### The problem:
The data below is to be written out exactly, with no pictures.

### Data for review:
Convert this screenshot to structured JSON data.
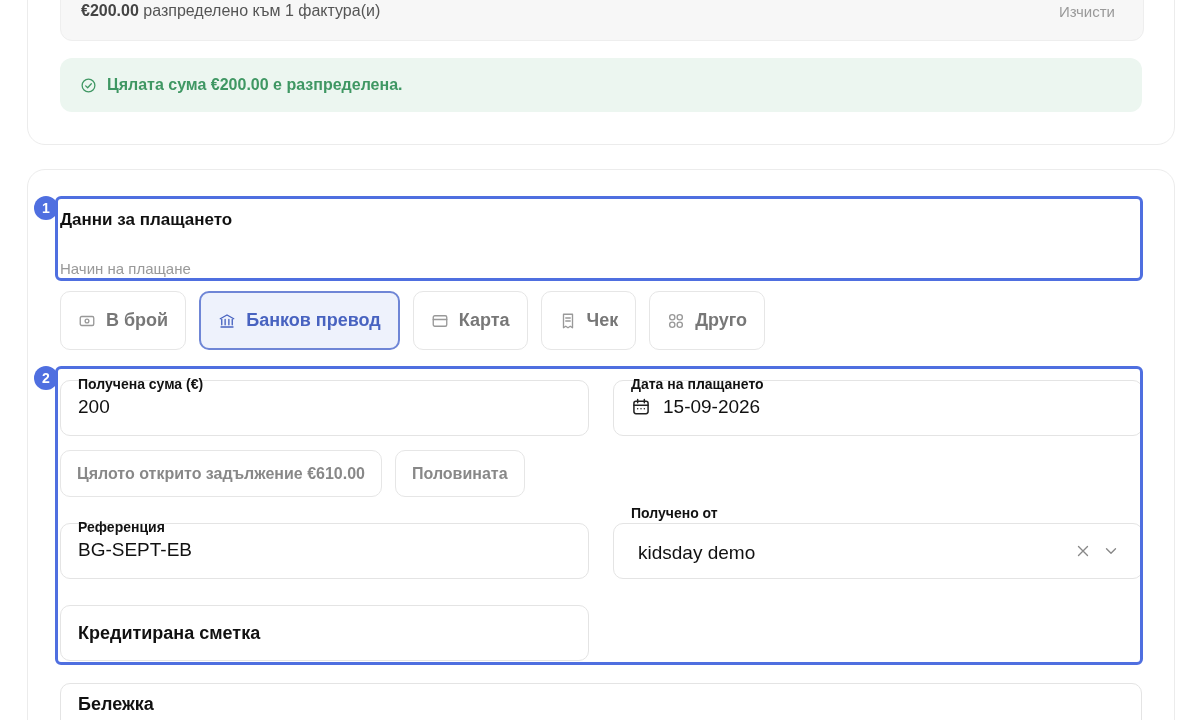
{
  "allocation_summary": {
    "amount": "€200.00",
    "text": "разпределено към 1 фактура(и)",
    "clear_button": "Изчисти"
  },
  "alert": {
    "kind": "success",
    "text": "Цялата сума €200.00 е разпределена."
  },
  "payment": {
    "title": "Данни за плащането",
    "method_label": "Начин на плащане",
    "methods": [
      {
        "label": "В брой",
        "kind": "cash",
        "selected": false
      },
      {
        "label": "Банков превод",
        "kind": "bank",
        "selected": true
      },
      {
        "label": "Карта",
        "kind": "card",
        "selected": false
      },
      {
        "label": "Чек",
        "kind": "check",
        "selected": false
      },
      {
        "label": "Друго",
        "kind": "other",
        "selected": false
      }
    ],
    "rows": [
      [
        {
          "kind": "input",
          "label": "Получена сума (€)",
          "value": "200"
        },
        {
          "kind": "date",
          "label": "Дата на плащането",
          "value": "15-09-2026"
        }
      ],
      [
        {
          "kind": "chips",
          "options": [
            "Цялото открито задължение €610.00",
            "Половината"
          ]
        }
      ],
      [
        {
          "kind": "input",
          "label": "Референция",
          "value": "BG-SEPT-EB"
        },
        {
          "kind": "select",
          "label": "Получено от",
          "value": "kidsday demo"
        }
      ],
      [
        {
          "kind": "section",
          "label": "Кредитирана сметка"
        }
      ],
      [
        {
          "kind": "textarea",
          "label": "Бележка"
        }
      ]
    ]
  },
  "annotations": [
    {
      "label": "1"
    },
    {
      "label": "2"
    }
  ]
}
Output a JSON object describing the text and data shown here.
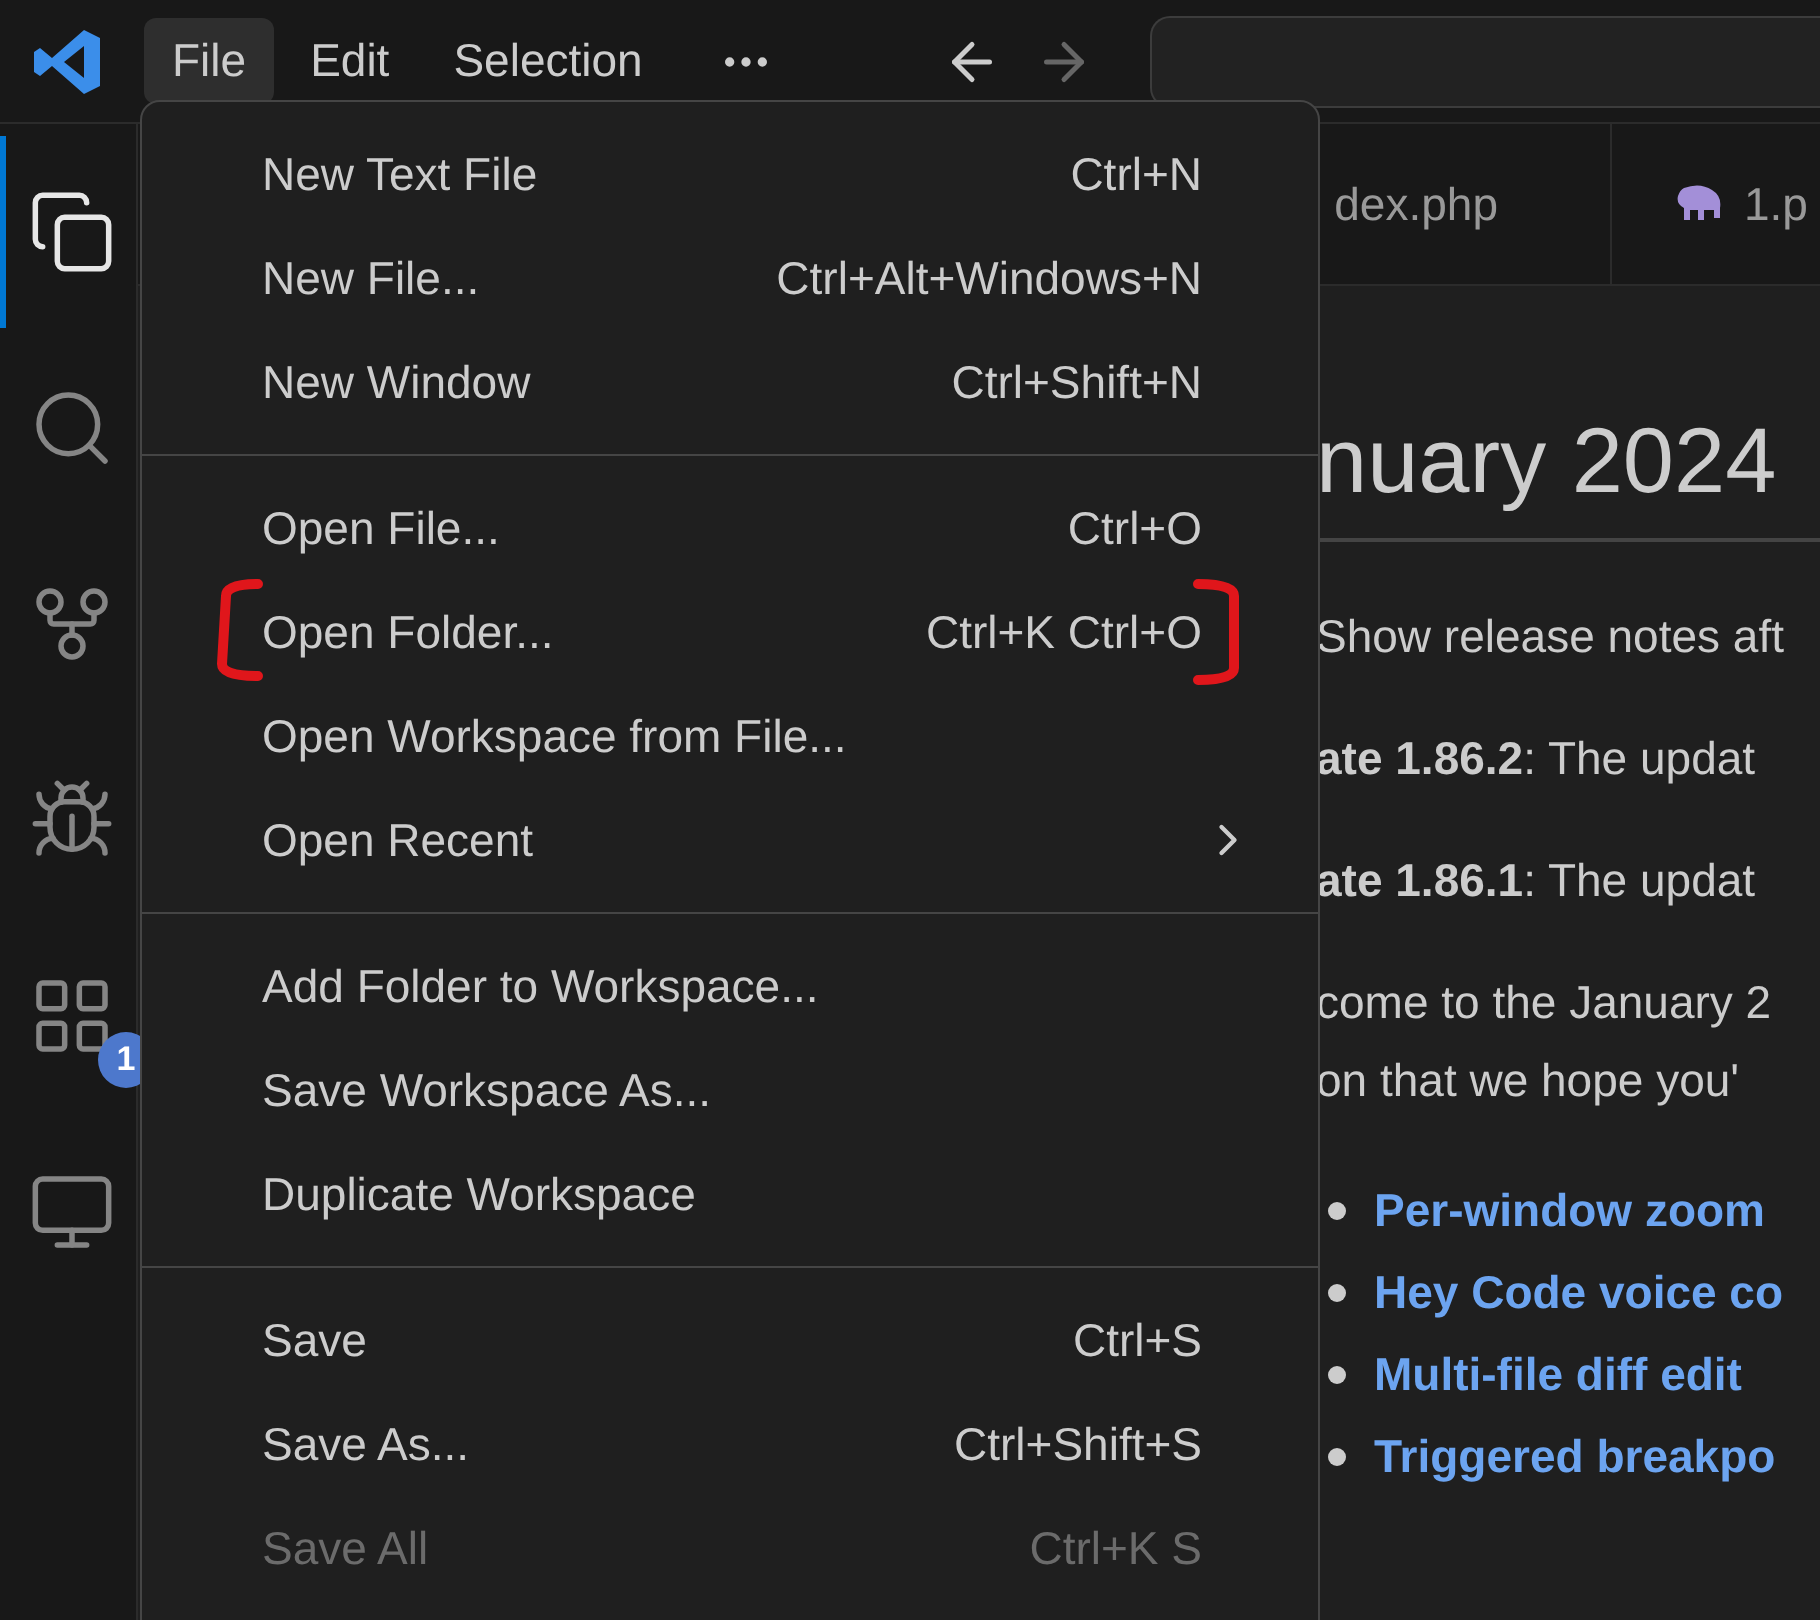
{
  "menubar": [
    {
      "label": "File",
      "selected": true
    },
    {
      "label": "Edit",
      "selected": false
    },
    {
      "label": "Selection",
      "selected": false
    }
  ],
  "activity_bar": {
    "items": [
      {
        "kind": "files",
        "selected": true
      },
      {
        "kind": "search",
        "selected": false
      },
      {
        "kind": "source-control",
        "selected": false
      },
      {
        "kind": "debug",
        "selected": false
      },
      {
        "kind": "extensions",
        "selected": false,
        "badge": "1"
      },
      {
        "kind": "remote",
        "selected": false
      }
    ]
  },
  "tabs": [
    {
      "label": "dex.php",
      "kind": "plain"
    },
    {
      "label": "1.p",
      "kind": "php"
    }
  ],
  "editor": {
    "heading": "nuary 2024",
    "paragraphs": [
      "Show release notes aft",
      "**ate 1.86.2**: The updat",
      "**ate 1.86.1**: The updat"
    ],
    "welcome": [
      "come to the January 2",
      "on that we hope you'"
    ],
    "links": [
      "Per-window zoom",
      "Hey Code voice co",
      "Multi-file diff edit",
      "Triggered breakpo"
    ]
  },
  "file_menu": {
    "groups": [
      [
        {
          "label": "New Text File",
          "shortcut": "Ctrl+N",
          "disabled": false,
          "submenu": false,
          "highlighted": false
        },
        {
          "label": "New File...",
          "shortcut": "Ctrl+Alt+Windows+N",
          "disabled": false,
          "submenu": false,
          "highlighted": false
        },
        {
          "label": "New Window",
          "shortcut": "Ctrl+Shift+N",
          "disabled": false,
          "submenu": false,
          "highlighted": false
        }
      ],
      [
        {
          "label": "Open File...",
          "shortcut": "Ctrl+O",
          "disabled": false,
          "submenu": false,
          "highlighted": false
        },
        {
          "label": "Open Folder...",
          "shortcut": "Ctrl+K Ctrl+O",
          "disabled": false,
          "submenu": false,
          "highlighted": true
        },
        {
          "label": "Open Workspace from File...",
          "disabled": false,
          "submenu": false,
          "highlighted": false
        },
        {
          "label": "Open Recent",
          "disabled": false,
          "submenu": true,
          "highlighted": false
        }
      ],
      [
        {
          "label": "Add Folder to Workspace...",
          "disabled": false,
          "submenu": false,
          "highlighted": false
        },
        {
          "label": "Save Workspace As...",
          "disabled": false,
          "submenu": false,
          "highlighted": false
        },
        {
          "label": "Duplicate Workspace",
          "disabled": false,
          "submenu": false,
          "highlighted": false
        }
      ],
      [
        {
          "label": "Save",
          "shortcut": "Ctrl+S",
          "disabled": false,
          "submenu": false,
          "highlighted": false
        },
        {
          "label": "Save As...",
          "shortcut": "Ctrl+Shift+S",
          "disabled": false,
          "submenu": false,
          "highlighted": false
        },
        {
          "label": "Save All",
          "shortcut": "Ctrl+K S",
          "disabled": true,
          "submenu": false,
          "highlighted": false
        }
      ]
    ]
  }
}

### Reply to the exercise:
Convert this screenshot to structured JSON data.
{
  "allocation_summary": {
    "amount": "€200.00",
    "text": "разпределено към 1 фактура(и)",
    "clear_button": "Изчисти"
  },
  "alert": {
    "kind": "success",
    "text": "Цялата сума €200.00 е разпределена."
  },
  "payment": {
    "title": "Данни за плащането",
    "method_label": "Начин на плащане",
    "methods": [
      {
        "label": "В брой",
        "kind": "cash",
        "selected": false
      },
      {
        "label": "Банков превод",
        "kind": "bank",
        "selected": true
      },
      {
        "label": "Карта",
        "kind": "card",
        "selected": false
      },
      {
        "label": "Чек",
        "kind": "check",
        "selected": false
      },
      {
        "label": "Друго",
        "kind": "other",
        "selected": false
      }
    ],
    "rows": [
      [
        {
          "kind": "input",
          "label": "Получена сума (€)",
          "value": "200"
        },
        {
          "kind": "date",
          "label": "Дата на плащането",
          "value": "15-09-2026"
        }
      ],
      [
        {
          "kind": "chips",
          "options": [
            "Цялото открито задължение €610.00",
            "Половината"
          ]
        }
      ],
      [
        {
          "kind": "input",
          "label": "Референция",
          "value": "BG-SEPT-EB"
        },
        {
          "kind": "select",
          "label": "Получено от",
          "value": "kidsday demo"
        }
      ],
      [
        {
          "kind": "section",
          "label": "Кредитирана сметка"
        }
      ],
      [
        {
          "kind": "textarea",
          "label": "Бележка"
        }
      ]
    ]
  },
  "annotations": [
    {
      "label": "1"
    },
    {
      "label": "2"
    }
  ]
}
Output a JSON object describing the text and data shown here.
{
  "menubar": [
    {
      "label": "File",
      "selected": true
    },
    {
      "label": "Edit",
      "selected": false
    },
    {
      "label": "Selection",
      "selected": false
    }
  ],
  "activity_bar": {
    "items": [
      {
        "kind": "files",
        "selected": true
      },
      {
        "kind": "search",
        "selected": false
      },
      {
        "kind": "source-control",
        "selected": false
      },
      {
        "kind": "debug",
        "selected": false
      },
      {
        "kind": "extensions",
        "selected": false,
        "badge": "1"
      },
      {
        "kind": "remote",
        "selected": false
      }
    ]
  },
  "tabs": [
    {
      "label": "dex.php",
      "kind": "plain"
    },
    {
      "label": "1.p",
      "kind": "php"
    }
  ],
  "editor": {
    "heading": "nuary 2024",
    "paragraphs": [
      "Show release notes aft",
      "**ate 1.86.2**: The updat",
      "**ate 1.86.1**: The updat"
    ],
    "welcome": [
      "come to the January 2",
      "on that we hope you'"
    ],
    "links": [
      "Per-window zoom",
      "Hey Code voice co",
      "Multi-file diff edit",
      "Triggered breakpo"
    ]
  },
  "file_menu": {
    "groups": [
      [
        {
          "label": "New Text File",
          "shortcut": "Ctrl+N",
          "disabled": false,
          "submenu": false,
          "highlighted": false
        },
        {
          "label": "New File...",
          "shortcut": "Ctrl+Alt+Windows+N",
          "disabled": false,
          "submenu": false,
          "highlighted": false
        },
        {
          "label": "New Window",
          "shortcut": "Ctrl+Shift+N",
          "disabled": false,
          "submenu": false,
          "highlighted": false
        }
      ],
      [
        {
          "label": "Open File...",
          "shortcut": "Ctrl+O",
          "disabled": false,
          "submenu": false,
          "highlighted": false
        },
        {
          "label": "Open Folder...",
          "shortcut": "Ctrl+K Ctrl+O",
          "disabled": false,
          "submenu": false,
          "highlighted": true
        },
        {
          "label": "Open Workspace from File...",
          "disabled": false,
          "submenu": false,
          "highlighted": false
        },
        {
          "label": "Open Recent",
          "disabled": false,
          "submenu": true,
          "highlighted": false
        }
      ],
      [
        {
          "label": "Add Folder to Workspace...",
          "disabled": false,
          "submenu": false,
          "highlighted": false
        },
        {
          "label": "Save Workspace As...",
          "disabled": false,
          "submenu": false,
          "highlighted": false
        },
        {
          "label": "Duplicate Workspace",
          "disabled": false,
          "submenu": false,
          "highlighted": false
        }
      ],
      [
        {
          "label": "Save",
          "shortcut": "Ctrl+S",
          "disabled": false,
          "submenu": false,
          "highlighted": false
        },
        {
          "label": "Save As...",
          "shortcut": "Ctrl+Shift+S",
          "disabled": false,
          "submenu": false,
          "highlighted": false
        },
        {
          "label": "Save All",
          "shortcut": "Ctrl+K S",
          "disabled": true,
          "submenu": false,
          "highlighted": false
        }
      ]
    ]
  }
}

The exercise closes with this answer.